- WHAT YOU SHOULD DO: Copy out the whole listing exactly as written, leaving the pictures behind.
[[ TASK INPUT open ]]
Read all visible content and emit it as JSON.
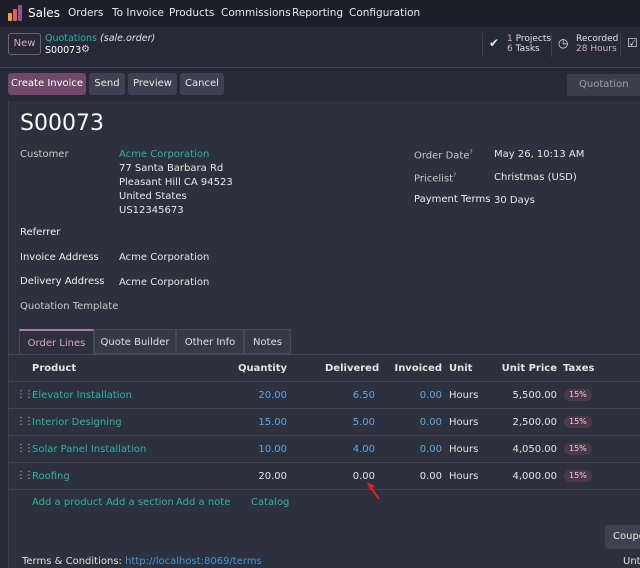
{
  "topbar": {
    "app": "Sales",
    "menu": [
      "Orders",
      "To Invoice",
      "Products",
      "Commissions",
      "Reporting",
      "Configuration"
    ]
  },
  "control_panel": {
    "new_label": "New",
    "breadcrumb_parent": "Quotations",
    "breadcrumb_model": "(sale.order)",
    "record_name": "S00073",
    "stat_projects_count": "1",
    "stat_projects_label": "Projects",
    "stat_tasks_count": "6",
    "stat_tasks_label": "Tasks",
    "stat_recorded_label": "Recorded",
    "stat_hours_value": "28 Hours"
  },
  "actions": {
    "create_invoice": "Create Invoice",
    "send": "Send",
    "preview": "Preview",
    "cancel": "Cancel",
    "status": "Quotation"
  },
  "form": {
    "title": "S00073",
    "customer_label": "Customer",
    "customer_name": "Acme Corporation",
    "address_line1": "77 Santa Barbara Rd",
    "address_line2": "Pleasant Hill CA 94523",
    "address_country": "United States",
    "address_vat": "US12345673",
    "referrer_label": "Referrer",
    "invoice_address_label": "Invoice Address",
    "invoice_address_value": "Acme Corporation",
    "delivery_address_label": "Delivery Address",
    "delivery_address_value": "Acme Corporation",
    "quotation_template_label": "Quotation Template",
    "order_date_label": "Order Date",
    "order_date_value": "May 26, 10:13 AM",
    "pricelist_label": "Pricelist",
    "pricelist_value": "Christmas (USD)",
    "payment_terms_label": "Payment Terms",
    "payment_terms_value": "30 Days",
    "help_mark": "?"
  },
  "tabs": [
    "Order Lines",
    "Quote Builder",
    "Other Info",
    "Notes"
  ],
  "table": {
    "headers": {
      "product": "Product",
      "quantity": "Quantity",
      "delivered": "Delivered",
      "invoiced": "Invoiced",
      "unit": "Unit",
      "unit_price": "Unit Price",
      "taxes": "Taxes"
    },
    "rows": [
      {
        "product": "Elevator Installation",
        "quantity": "20.00",
        "delivered": "6.50",
        "invoiced": "0.00",
        "unit": "Hours",
        "unit_price": "5,500.00",
        "tax": "15%"
      },
      {
        "product": "Interior Designing",
        "quantity": "15.00",
        "delivered": "5.00",
        "invoiced": "0.00",
        "unit": "Hours",
        "unit_price": "2,500.00",
        "tax": "15%"
      },
      {
        "product": "Solar Panel Installation",
        "quantity": "10.00",
        "delivered": "4.00",
        "invoiced": "0.00",
        "unit": "Hours",
        "unit_price": "4,050.00",
        "tax": "15%"
      },
      {
        "product": "Roofing",
        "quantity": "20.00",
        "delivered": "0.00",
        "invoiced": "0.00",
        "unit": "Hours",
        "unit_price": "4,000.00",
        "tax": "15%"
      }
    ],
    "add_product": "Add a product",
    "add_section": "Add a section",
    "add_note": "Add a note",
    "catalog": "Catalog"
  },
  "footer": {
    "coupon_label": "Coupo",
    "terms_label": "Terms & Conditions:",
    "terms_link": "http://localhost:8069/terms",
    "untaxed_label": "Unta"
  },
  "colors": {
    "accent": "#71486a",
    "link": "#29b6a8",
    "arrow": "#e0202a"
  }
}
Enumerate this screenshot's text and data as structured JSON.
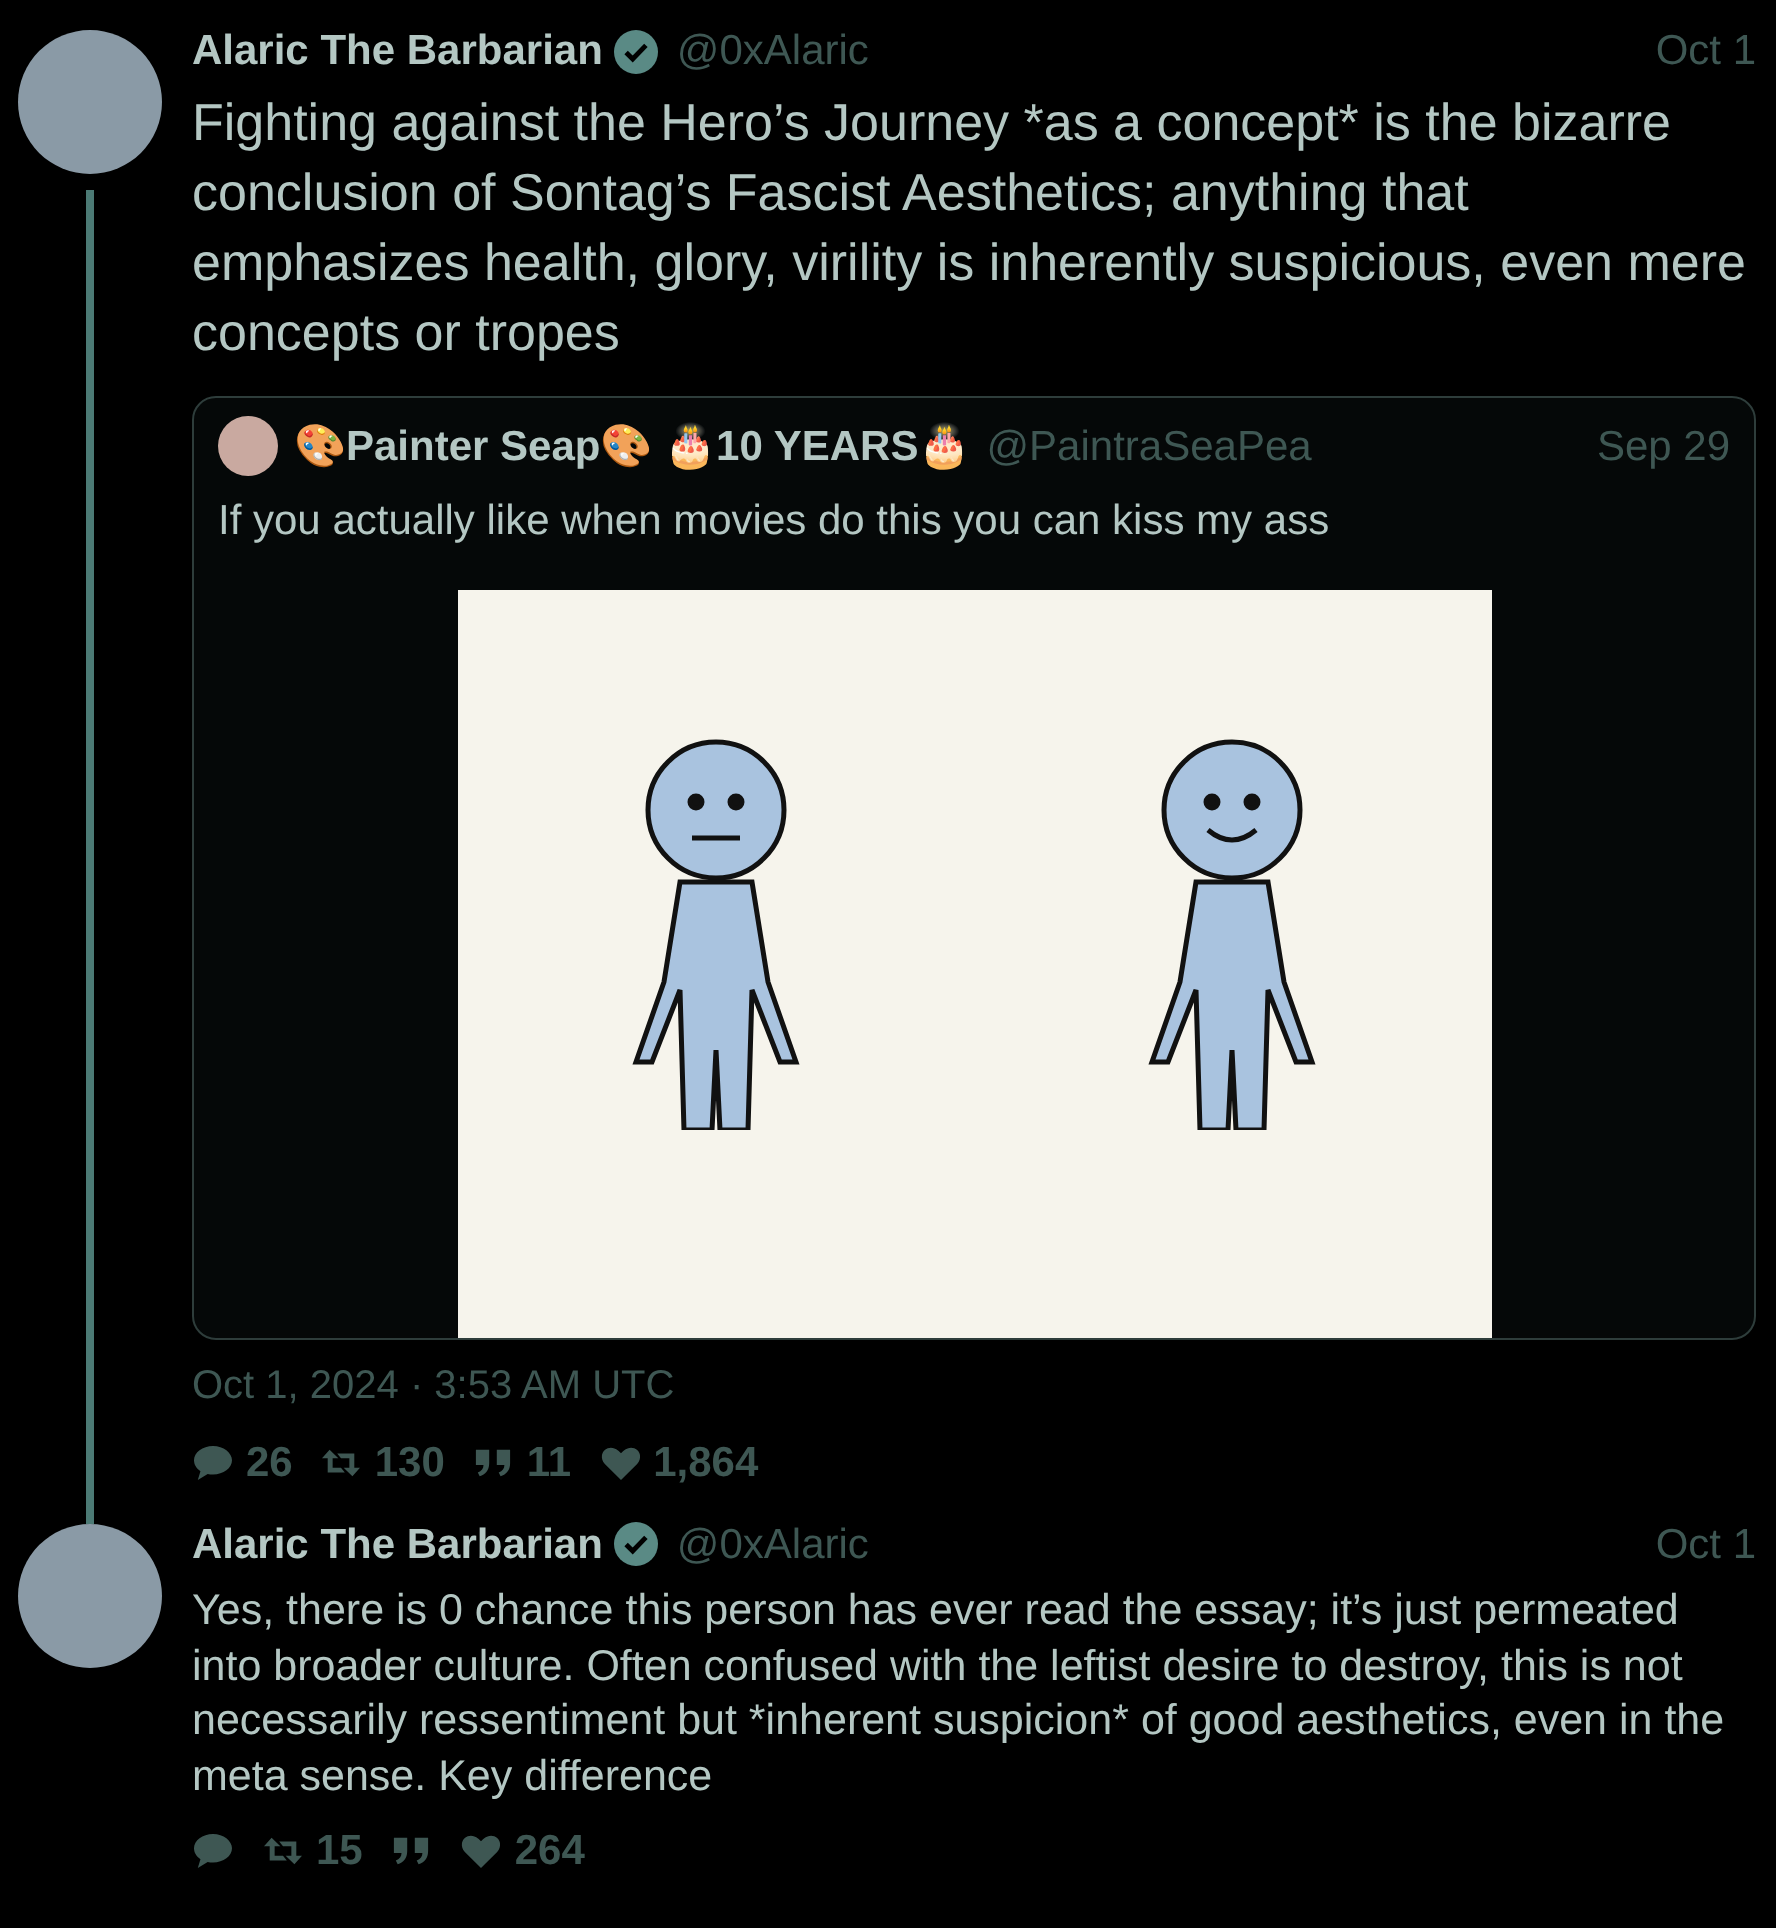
{
  "tweets": [
    {
      "author": {
        "name": "Alaric The Barbarian",
        "verified": true,
        "handle": "@0xAlaric"
      },
      "date": "Oct 1",
      "text": "Fighting against the Hero’s Journey *as a concept* is the bizarre conclusion of Sontag’s Fascist Aesthetics; anything that emphasizes health, glory, virility is inherently suspicious, even mere concepts or tropes",
      "large": true,
      "thread_continues": true,
      "quote": {
        "author": {
          "name": "🎨Painter Seap🎨 🎂10 YEARS🎂",
          "handle": "@PaintraSeaPea"
        },
        "date": "Sep 29",
        "text": "If you actually like when movies do this you can kiss my ass",
        "has_image": true
      },
      "timestamp": "Oct 1, 2024 · 3:53 AM UTC",
      "stats": [
        {
          "kind": "replies",
          "count": "26"
        },
        {
          "kind": "retweets",
          "count": "130"
        },
        {
          "kind": "quotes",
          "count": "11"
        },
        {
          "kind": "likes",
          "count": "1,864"
        }
      ]
    },
    {
      "author": {
        "name": "Alaric The Barbarian",
        "verified": true,
        "handle": "@0xAlaric"
      },
      "date": "Oct 1",
      "text": "Yes, there is 0 chance this person has ever read the essay; it’s just permeated into broader culture. Often confused with the leftist desire to destroy, this is not necessarily ressentiment but *inherent suspicion* of good aesthetics, even in the meta sense. Key difference",
      "large": false,
      "thread_continues": false,
      "stats": [
        {
          "kind": "replies"
        },
        {
          "kind": "retweets",
          "count": "15"
        },
        {
          "kind": "quotes"
        },
        {
          "kind": "likes",
          "count": "264"
        }
      ]
    }
  ]
}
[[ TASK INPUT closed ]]
- SOLUTION TO THIS PROBLEM:
Read all visible content and emit it as JSON.
{
  "topbar": {
    "app": "Sales",
    "menu": [
      "Orders",
      "To Invoice",
      "Products",
      "Commissions",
      "Reporting",
      "Configuration"
    ]
  },
  "control_panel": {
    "new_label": "New",
    "breadcrumb_parent": "Quotations",
    "breadcrumb_model": "(sale.order)",
    "record_name": "S00073",
    "stat_projects_count": "1",
    "stat_projects_label": "Projects",
    "stat_tasks_count": "6",
    "stat_tasks_label": "Tasks",
    "stat_recorded_label": "Recorded",
    "stat_hours_value": "28 Hours"
  },
  "actions": {
    "create_invoice": "Create Invoice",
    "send": "Send",
    "preview": "Preview",
    "cancel": "Cancel",
    "status": "Quotation"
  },
  "form": {
    "title": "S00073",
    "customer_label": "Customer",
    "customer_name": "Acme Corporation",
    "address_line1": "77 Santa Barbara Rd",
    "address_line2": "Pleasant Hill CA 94523",
    "address_country": "United States",
    "address_vat": "US12345673",
    "referrer_label": "Referrer",
    "invoice_address_label": "Invoice Address",
    "invoice_address_value": "Acme Corporation",
    "delivery_address_label": "Delivery Address",
    "delivery_address_value": "Acme Corporation",
    "quotation_template_label": "Quotation Template",
    "order_date_label": "Order Date",
    "order_date_value": "May 26, 10:13 AM",
    "pricelist_label": "Pricelist",
    "pricelist_value": "Christmas (USD)",
    "payment_terms_label": "Payment Terms",
    "payment_terms_value": "30 Days",
    "help_mark": "?"
  },
  "tabs": [
    "Order Lines",
    "Quote Builder",
    "Other Info",
    "Notes"
  ],
  "table": {
    "headers": {
      "product": "Product",
      "quantity": "Quantity",
      "delivered": "Delivered",
      "invoiced": "Invoiced",
      "unit": "Unit",
      "unit_price": "Unit Price",
      "taxes": "Taxes"
    },
    "rows": [
      {
        "product": "Elevator Installation",
        "quantity": "20.00",
        "delivered": "6.50",
        "invoiced": "0.00",
        "unit": "Hours",
        "unit_price": "5,500.00",
        "tax": "15%"
      },
      {
        "product": "Interior Designing",
        "quantity": "15.00",
        "delivered": "5.00",
        "invoiced": "0.00",
        "unit": "Hours",
        "unit_price": "2,500.00",
        "tax": "15%"
      },
      {
        "product": "Solar Panel Installation",
        "quantity": "10.00",
        "delivered": "4.00",
        "invoiced": "0.00",
        "unit": "Hours",
        "unit_price": "4,050.00",
        "tax": "15%"
      },
      {
        "product": "Roofing",
        "quantity": "20.00",
        "delivered": "0.00",
        "invoiced": "0.00",
        "unit": "Hours",
        "unit_price": "4,000.00",
        "tax": "15%"
      }
    ],
    "add_product": "Add a product",
    "add_section": "Add a section",
    "add_note": "Add a note",
    "catalog": "Catalog"
  },
  "footer": {
    "coupon_label": "Coupo",
    "terms_label": "Terms & Conditions:",
    "terms_link": "http://localhost:8069/terms",
    "untaxed_label": "Unta"
  },
  "colors": {
    "accent": "#71486a",
    "link": "#29b6a8",
    "arrow": "#e0202a"
  }
}
Enumerate this screenshot's text and data as structured JSON.
{
  "tweets": [
    {
      "author": {
        "name": "Alaric The Barbarian",
        "verified": true,
        "handle": "@0xAlaric"
      },
      "date": "Oct 1",
      "text": "Fighting against the Hero’s Journey *as a concept* is the bizarre conclusion of Sontag’s Fascist Aesthetics; anything that emphasizes health, glory, virility is inherently suspicious, even mere concepts or tropes",
      "large": true,
      "thread_continues": true,
      "quote": {
        "author": {
          "name": "🎨Painter Seap🎨 🎂10 YEARS🎂",
          "handle": "@PaintraSeaPea"
        },
        "date": "Sep 29",
        "text": "If you actually like when movies do this you can kiss my ass",
        "has_image": true
      },
      "timestamp": "Oct 1, 2024 · 3:53 AM UTC",
      "stats": [
        {
          "kind": "replies",
          "count": "26"
        },
        {
          "kind": "retweets",
          "count": "130"
        },
        {
          "kind": "quotes",
          "count": "11"
        },
        {
          "kind": "likes",
          "count": "1,864"
        }
      ]
    },
    {
      "author": {
        "name": "Alaric The Barbarian",
        "verified": true,
        "handle": "@0xAlaric"
      },
      "date": "Oct 1",
      "text": "Yes, there is 0 chance this person has ever read the essay; it’s just permeated into broader culture. Often confused with the leftist desire to destroy, this is not necessarily ressentiment but *inherent suspicion* of good aesthetics, even in the meta sense. Key difference",
      "large": false,
      "thread_continues": false,
      "stats": [
        {
          "kind": "replies"
        },
        {
          "kind": "retweets",
          "count": "15"
        },
        {
          "kind": "quotes"
        },
        {
          "kind": "likes",
          "count": "264"
        }
      ]
    }
  ]
}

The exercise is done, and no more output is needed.